But get to the club while you can people, because this August, Dance Tunnel is closing it’s doors for good.


It was at Dance Tunnel when I was first exposed to batida (African-inspired Portuguese house), through the musical styles of DJ Marfox. I remember walking into the underground rave. The walls were sweating, the crowd was jumping (and not just from the MDMA), and the vibes were aplenty. Sounds excellent, doesn’t it? That’s because it was. On my way home I popped into a different nightclub to say bye to my friends who hadn’t made it into Dance Tunnel because of the lengthy queue. It was inside that club that I realised just how brilliant my night had been at Dance Tunnel. Whilst this was in part due to the genius behind the decks, everything else – the booking of DJ Marfox, the atmosphere, the success of the entire production – was down to the Dance Tunnel team.

So if it’s so amazing, I hear you ask, why’s it closing?

Because Hackney council won’t extend the club’s late license to 5am.

Sure, I’ve heard about nightclub closures hitting London the same way Bryson Tiller hits those notes. The Association of Licensed Multiple Retailers (ALMR) reported that between 2005 and 2015 the number of clubs almost halved in the UK. We’ve all heard the stories: a few years ago the infamous Cable shut its doors for good, followed by Madame Jojo’s, followed by Brixton’s Fridge Bar. Last year, partygoers also said goodbye to Plastic People. In London’s current nightlife landscape, where £22 is considered reasonable for entry and where the quality of some DJ sets are questionable, and dubious at best, Dalston’s Dance Tunnel was one of the few shining lights in a sea of financial and musical darkness. The ALMR warned this crisis will leave the UK lagging “socially, culturally and financially”. 

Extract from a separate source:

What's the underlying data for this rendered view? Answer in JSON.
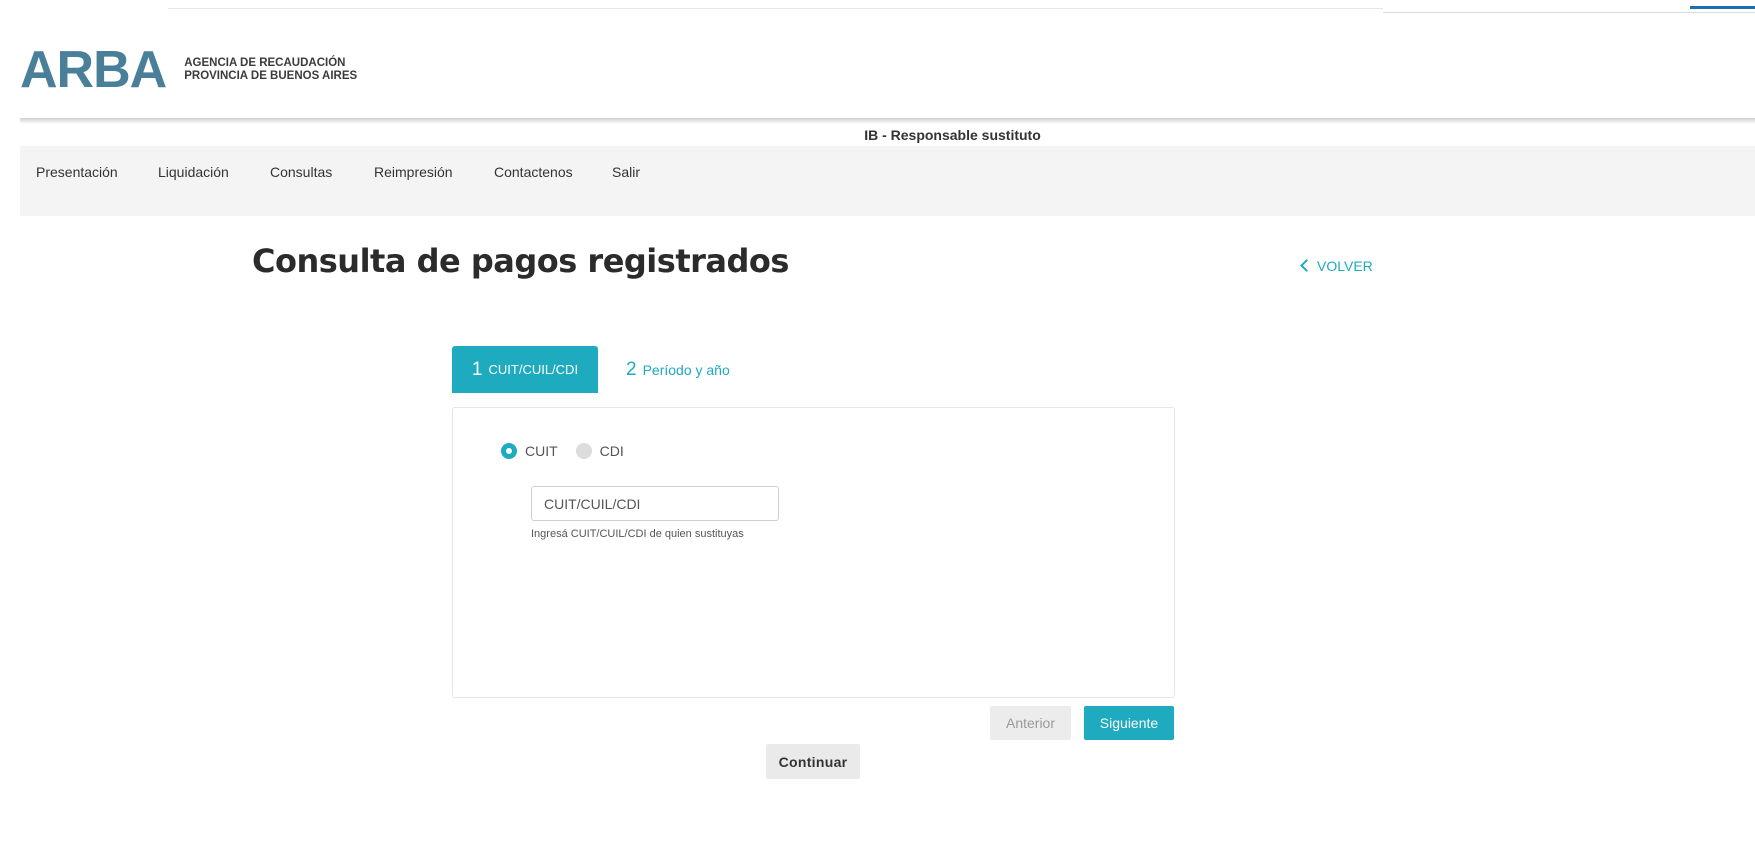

I get it. If you live in the area, the last thing you want is to be greeted by vomit that’s missed the bin on your Sunday morning run. You also probably don’t want to have to deal with a bass vibrating through your floor at three in the morning. But Dance Tunnel is on a high street, away from the majority of the area’s residences, and the vomit is always cleaned up. Without a 5am license the business isn’t viable – in the UK, we don’t tend to get to the club before 12am. Considering that in other European countries you would leave the club at seven or eight in the morning, asking for a 5am license doesn’t seem too absurd. I used to live near two clubs, and whilst the incessant chatter of clubbers at 1am was very annoying (also good luck trying to get anything from the cornershop after 11pm), by Sunday night, I was over it. As I write this, I know that this piece has turned into a plea to the people of Dalston to support the club, but honestly, Dance Tunnel is one of the best clubs in London at the moment: cheap, friendly and cheerful. It’ll be a shame to see it go.

Hackney Council have released a statement in response, stating that they value the borough’s “vibrant and exciting nightlife, and we are proud of the borough’s reputation as a night-time destination. However, we need to balance the needs of businesses against the rights of our residents to a good night’s sleep, and as both our population and night time economy grow, that is becoming increasingly hard to do.”
A petition has since been started on Change.org to save it, asking the Mayor of Hackney to grant it a 5am license.